[Page and application data records]
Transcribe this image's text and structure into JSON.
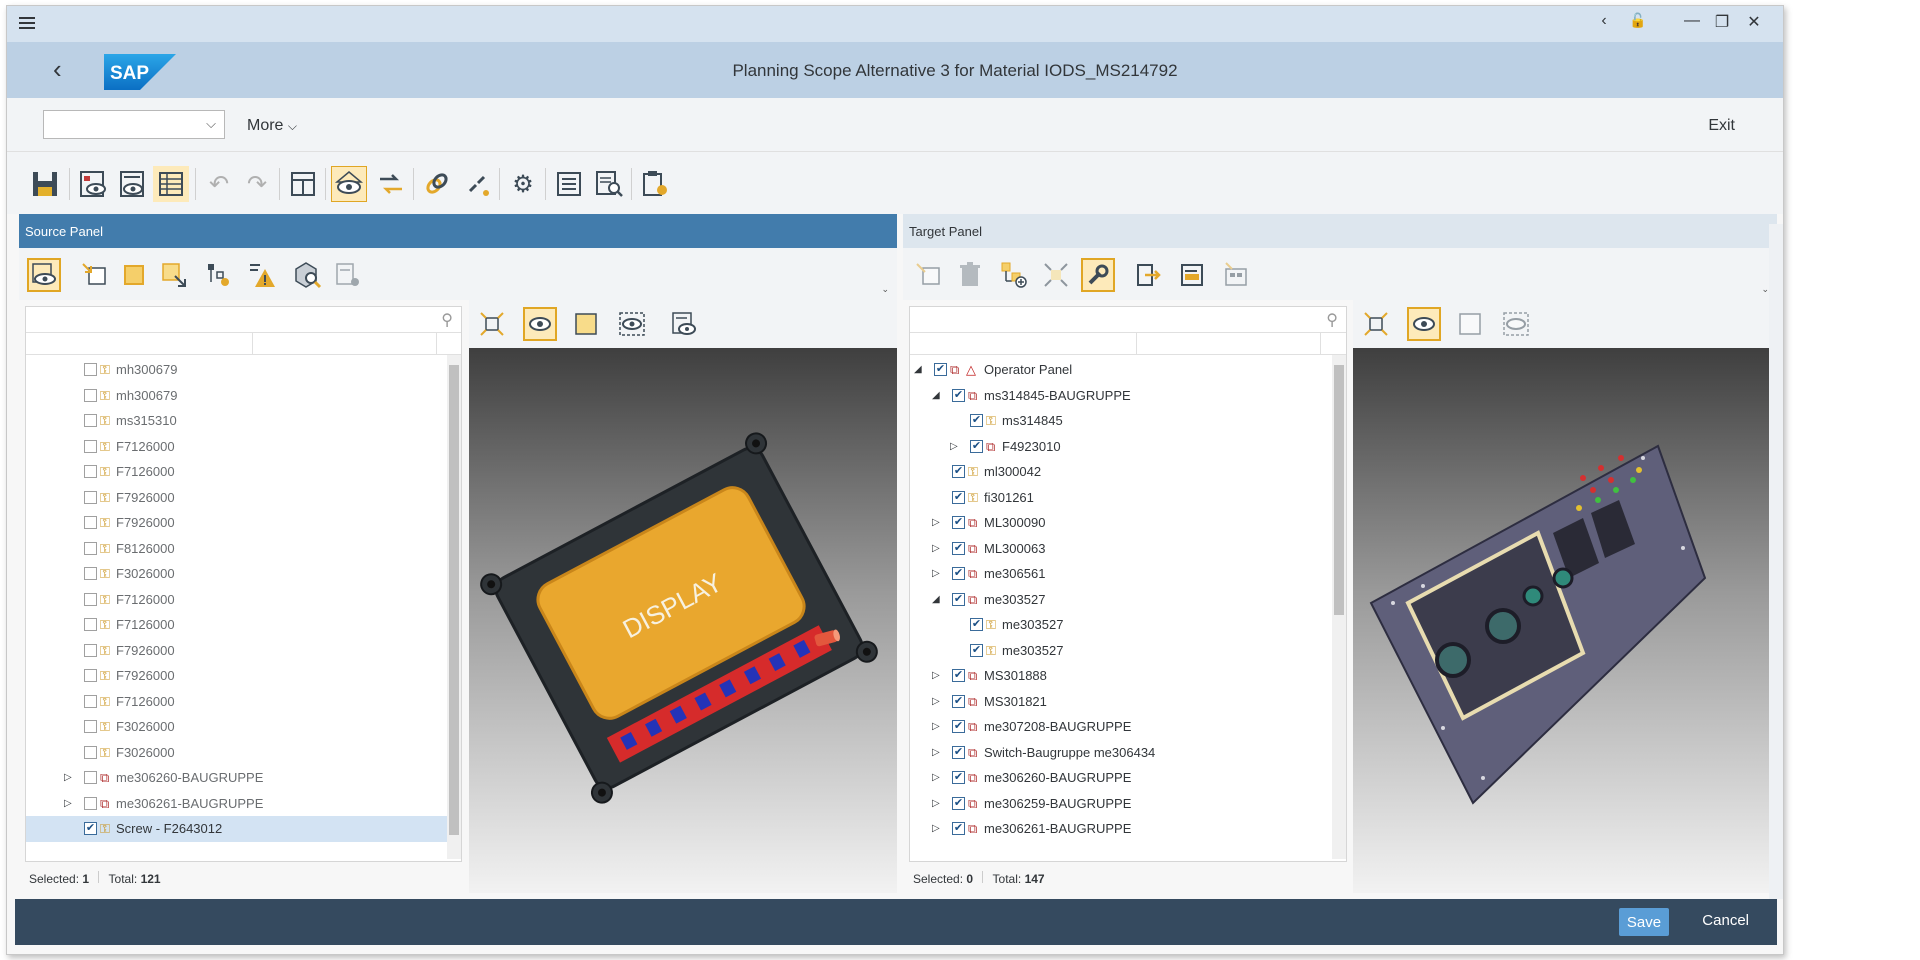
{
  "window": {
    "back_glyph": "‹",
    "lock_glyph": "🔓",
    "minimize_glyph": "—",
    "restore_glyph": "❐",
    "close_glyph": "✕"
  },
  "shell": {
    "title": "Planning Scope Alternative 3 for Material IODS_MS214792",
    "logo_text": "SAP"
  },
  "menubar": {
    "combo_value": "",
    "more_label": "More",
    "exit_label": "Exit"
  },
  "toolbar": {
    "icons": [
      "save-icon",
      "display-object-icon",
      "display-list-icon",
      "table-icon",
      "undo-icon",
      "redo-icon",
      "layout-icon",
      "view-icon",
      "transfer-icon",
      "link-icon",
      "unlink-icon",
      "settings-icon",
      "list-icon",
      "find-list-icon",
      "clipboard-settings-icon"
    ]
  },
  "source_panel": {
    "title": "Source Panel",
    "status_selected_label": "Selected:",
    "status_selected": "1",
    "status_total_label": "Total:",
    "status_total": "121",
    "rows": [
      {
        "label": "mh300679",
        "level": 1,
        "checked": false,
        "type": "part",
        "expand": ""
      },
      {
        "label": "mh300679",
        "level": 1,
        "checked": false,
        "type": "part",
        "expand": ""
      },
      {
        "label": "ms315310",
        "level": 1,
        "checked": false,
        "type": "part",
        "expand": ""
      },
      {
        "label": "F7126000",
        "level": 1,
        "checked": false,
        "type": "part",
        "expand": ""
      },
      {
        "label": "F7126000",
        "level": 1,
        "checked": false,
        "type": "part",
        "expand": ""
      },
      {
        "label": "F7926000",
        "level": 1,
        "checked": false,
        "type": "part",
        "expand": ""
      },
      {
        "label": "F7926000",
        "level": 1,
        "checked": false,
        "type": "part",
        "expand": ""
      },
      {
        "label": "F8126000",
        "level": 1,
        "checked": false,
        "type": "part",
        "expand": ""
      },
      {
        "label": "F3026000",
        "level": 1,
        "checked": false,
        "type": "part",
        "expand": ""
      },
      {
        "label": "F7126000",
        "level": 1,
        "checked": false,
        "type": "part",
        "expand": ""
      },
      {
        "label": "F7126000",
        "level": 1,
        "checked": false,
        "type": "part",
        "expand": ""
      },
      {
        "label": "F7926000",
        "level": 1,
        "checked": false,
        "type": "part",
        "expand": ""
      },
      {
        "label": "F7926000",
        "level": 1,
        "checked": false,
        "type": "part",
        "expand": ""
      },
      {
        "label": "F7126000",
        "level": 1,
        "checked": false,
        "type": "part",
        "expand": ""
      },
      {
        "label": "F3026000",
        "level": 1,
        "checked": false,
        "type": "part",
        "expand": ""
      },
      {
        "label": "F3026000",
        "level": 1,
        "checked": false,
        "type": "part",
        "expand": ""
      },
      {
        "label": "me306260-BAUGRUPPE",
        "level": 1,
        "checked": false,
        "type": "assembly",
        "expand": "▷"
      },
      {
        "label": "me306261-BAUGRUPPE",
        "level": 1,
        "checked": false,
        "type": "assembly",
        "expand": "▷"
      },
      {
        "label": "Screw - F2643012",
        "level": 1,
        "checked": true,
        "type": "part",
        "expand": "",
        "selected": true
      }
    ]
  },
  "target_panel": {
    "title": "Target Panel",
    "status_selected_label": "Selected:",
    "status_selected": "0",
    "status_total_label": "Total:",
    "status_total": "147",
    "rows": [
      {
        "label": "Operator Panel",
        "level": 0,
        "checked": true,
        "type": "root",
        "expand": "◢"
      },
      {
        "label": "ms314845-BAUGRUPPE",
        "level": 1,
        "checked": true,
        "type": "assembly",
        "expand": "◢"
      },
      {
        "label": "ms314845",
        "level": 2,
        "checked": true,
        "type": "part",
        "expand": ""
      },
      {
        "label": "F4923010",
        "level": 2,
        "checked": true,
        "type": "assembly",
        "expand": "▷"
      },
      {
        "label": "ml300042",
        "level": 1,
        "checked": true,
        "type": "part",
        "expand": ""
      },
      {
        "label": "fi301261",
        "level": 1,
        "checked": true,
        "type": "part",
        "expand": ""
      },
      {
        "label": "ML300090",
        "level": 1,
        "checked": true,
        "type": "assembly",
        "expand": "▷"
      },
      {
        "label": "ML300063",
        "level": 1,
        "checked": true,
        "type": "assembly",
        "expand": "▷"
      },
      {
        "label": "me306561",
        "level": 1,
        "checked": true,
        "type": "assembly",
        "expand": "▷"
      },
      {
        "label": "me303527",
        "level": 1,
        "checked": true,
        "type": "assembly",
        "expand": "◢"
      },
      {
        "label": "me303527",
        "level": 2,
        "checked": true,
        "type": "part",
        "expand": ""
      },
      {
        "label": "me303527",
        "level": 2,
        "checked": true,
        "type": "part",
        "expand": ""
      },
      {
        "label": "MS301888",
        "level": 1,
        "checked": true,
        "type": "assembly",
        "expand": "▷"
      },
      {
        "label": "MS301821",
        "level": 1,
        "checked": true,
        "type": "assembly",
        "expand": "▷"
      },
      {
        "label": "me307208-BAUGRUPPE",
        "level": 1,
        "checked": true,
        "type": "assembly",
        "expand": "▷"
      },
      {
        "label": "Switch-Baugruppe me306434",
        "level": 1,
        "checked": true,
        "type": "assembly",
        "expand": "▷"
      },
      {
        "label": "me306260-BAUGRUPPE",
        "level": 1,
        "checked": true,
        "type": "assembly",
        "expand": "▷"
      },
      {
        "label": "me306259-BAUGRUPPE",
        "level": 1,
        "checked": true,
        "type": "assembly",
        "expand": "▷"
      },
      {
        "label": "me306261-BAUGRUPPE",
        "level": 1,
        "checked": true,
        "type": "assembly",
        "expand": "▷"
      }
    ]
  },
  "viewer": {
    "display_label": "DISPLAY"
  },
  "footer": {
    "save_label": "Save",
    "cancel_label": "Cancel"
  },
  "colors": {
    "accent": "#427cac",
    "footer": "#354a5f",
    "save": "#5a9dd6",
    "selected_icon": "#e0a624"
  }
}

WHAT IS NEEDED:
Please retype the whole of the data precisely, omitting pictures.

SOLUTION BELOW:
Transcribe this image's text and structure into JSON.
{
  "window": {
    "back_glyph": "‹",
    "lock_glyph": "🔓",
    "minimize_glyph": "—",
    "restore_glyph": "❐",
    "close_glyph": "✕"
  },
  "shell": {
    "title": "Planning Scope Alternative 3 for Material IODS_MS214792",
    "logo_text": "SAP"
  },
  "menubar": {
    "combo_value": "",
    "more_label": "More",
    "exit_label": "Exit"
  },
  "toolbar": {
    "icons": [
      "save-icon",
      "display-object-icon",
      "display-list-icon",
      "table-icon",
      "undo-icon",
      "redo-icon",
      "layout-icon",
      "view-icon",
      "transfer-icon",
      "link-icon",
      "unlink-icon",
      "settings-icon",
      "list-icon",
      "find-list-icon",
      "clipboard-settings-icon"
    ]
  },
  "source_panel": {
    "title": "Source Panel",
    "status_selected_label": "Selected:",
    "status_selected": "1",
    "status_total_label": "Total:",
    "status_total": "121",
    "rows": [
      {
        "label": "mh300679",
        "level": 1,
        "checked": false,
        "type": "part",
        "expand": ""
      },
      {
        "label": "mh300679",
        "level": 1,
        "checked": false,
        "type": "part",
        "expand": ""
      },
      {
        "label": "ms315310",
        "level": 1,
        "checked": false,
        "type": "part",
        "expand": ""
      },
      {
        "label": "F7126000",
        "level": 1,
        "checked": false,
        "type": "part",
        "expand": ""
      },
      {
        "label": "F7126000",
        "level": 1,
        "checked": false,
        "type": "part",
        "expand": ""
      },
      {
        "label": "F7926000",
        "level": 1,
        "checked": false,
        "type": "part",
        "expand": ""
      },
      {
        "label": "F7926000",
        "level": 1,
        "checked": false,
        "type": "part",
        "expand": ""
      },
      {
        "label": "F8126000",
        "level": 1,
        "checked": false,
        "type": "part",
        "expand": ""
      },
      {
        "label": "F3026000",
        "level": 1,
        "checked": false,
        "type": "part",
        "expand": ""
      },
      {
        "label": "F7126000",
        "level": 1,
        "checked": false,
        "type": "part",
        "expand": ""
      },
      {
        "label": "F7126000",
        "level": 1,
        "checked": false,
        "type": "part",
        "expand": ""
      },
      {
        "label": "F7926000",
        "level": 1,
        "checked": false,
        "type": "part",
        "expand": ""
      },
      {
        "label": "F7926000",
        "level": 1,
        "checked": false,
        "type": "part",
        "expand": ""
      },
      {
        "label": "F7126000",
        "level": 1,
        "checked": false,
        "type": "part",
        "expand": ""
      },
      {
        "label": "F3026000",
        "level": 1,
        "checked": false,
        "type": "part",
        "expand": ""
      },
      {
        "label": "F3026000",
        "level": 1,
        "checked": false,
        "type": "part",
        "expand": ""
      },
      {
        "label": "me306260-BAUGRUPPE",
        "level": 1,
        "checked": false,
        "type": "assembly",
        "expand": "▷"
      },
      {
        "label": "me306261-BAUGRUPPE",
        "level": 1,
        "checked": false,
        "type": "assembly",
        "expand": "▷"
      },
      {
        "label": "Screw - F2643012",
        "level": 1,
        "checked": true,
        "type": "part",
        "expand": "",
        "selected": true
      }
    ]
  },
  "target_panel": {
    "title": "Target Panel",
    "status_selected_label": "Selected:",
    "status_selected": "0",
    "status_total_label": "Total:",
    "status_total": "147",
    "rows": [
      {
        "label": "Operator Panel",
        "level": 0,
        "checked": true,
        "type": "root",
        "expand": "◢"
      },
      {
        "label": "ms314845-BAUGRUPPE",
        "level": 1,
        "checked": true,
        "type": "assembly",
        "expand": "◢"
      },
      {
        "label": "ms314845",
        "level": 2,
        "checked": true,
        "type": "part",
        "expand": ""
      },
      {
        "label": "F4923010",
        "level": 2,
        "checked": true,
        "type": "assembly",
        "expand": "▷"
      },
      {
        "label": "ml300042",
        "level": 1,
        "checked": true,
        "type": "part",
        "expand": ""
      },
      {
        "label": "fi301261",
        "level": 1,
        "checked": true,
        "type": "part",
        "expand": ""
      },
      {
        "label": "ML300090",
        "level": 1,
        "checked": true,
        "type": "assembly",
        "expand": "▷"
      },
      {
        "label": "ML300063",
        "level": 1,
        "checked": true,
        "type": "assembly",
        "expand": "▷"
      },
      {
        "label": "me306561",
        "level": 1,
        "checked": true,
        "type": "assembly",
        "expand": "▷"
      },
      {
        "label": "me303527",
        "level": 1,
        "checked": true,
        "type": "assembly",
        "expand": "◢"
      },
      {
        "label": "me303527",
        "level": 2,
        "checked": true,
        "type": "part",
        "expand": ""
      },
      {
        "label": "me303527",
        "level": 2,
        "checked": true,
        "type": "part",
        "expand": ""
      },
      {
        "label": "MS301888",
        "level": 1,
        "checked": true,
        "type": "assembly",
        "expand": "▷"
      },
      {
        "label": "MS301821",
        "level": 1,
        "checked": true,
        "type": "assembly",
        "expand": "▷"
      },
      {
        "label": "me307208-BAUGRUPPE",
        "level": 1,
        "checked": true,
        "type": "assembly",
        "expand": "▷"
      },
      {
        "label": "Switch-Baugruppe me306434",
        "level": 1,
        "checked": true,
        "type": "assembly",
        "expand": "▷"
      },
      {
        "label": "me306260-BAUGRUPPE",
        "level": 1,
        "checked": true,
        "type": "assembly",
        "expand": "▷"
      },
      {
        "label": "me306259-BAUGRUPPE",
        "level": 1,
        "checked": true,
        "type": "assembly",
        "expand": "▷"
      },
      {
        "label": "me306261-BAUGRUPPE",
        "level": 1,
        "checked": true,
        "type": "assembly",
        "expand": "▷"
      }
    ]
  },
  "viewer": {
    "display_label": "DISPLAY"
  },
  "footer": {
    "save_label": "Save",
    "cancel_label": "Cancel"
  },
  "colors": {
    "accent": "#427cac",
    "footer": "#354a5f",
    "save": "#5a9dd6",
    "selected_icon": "#e0a624"
  }
}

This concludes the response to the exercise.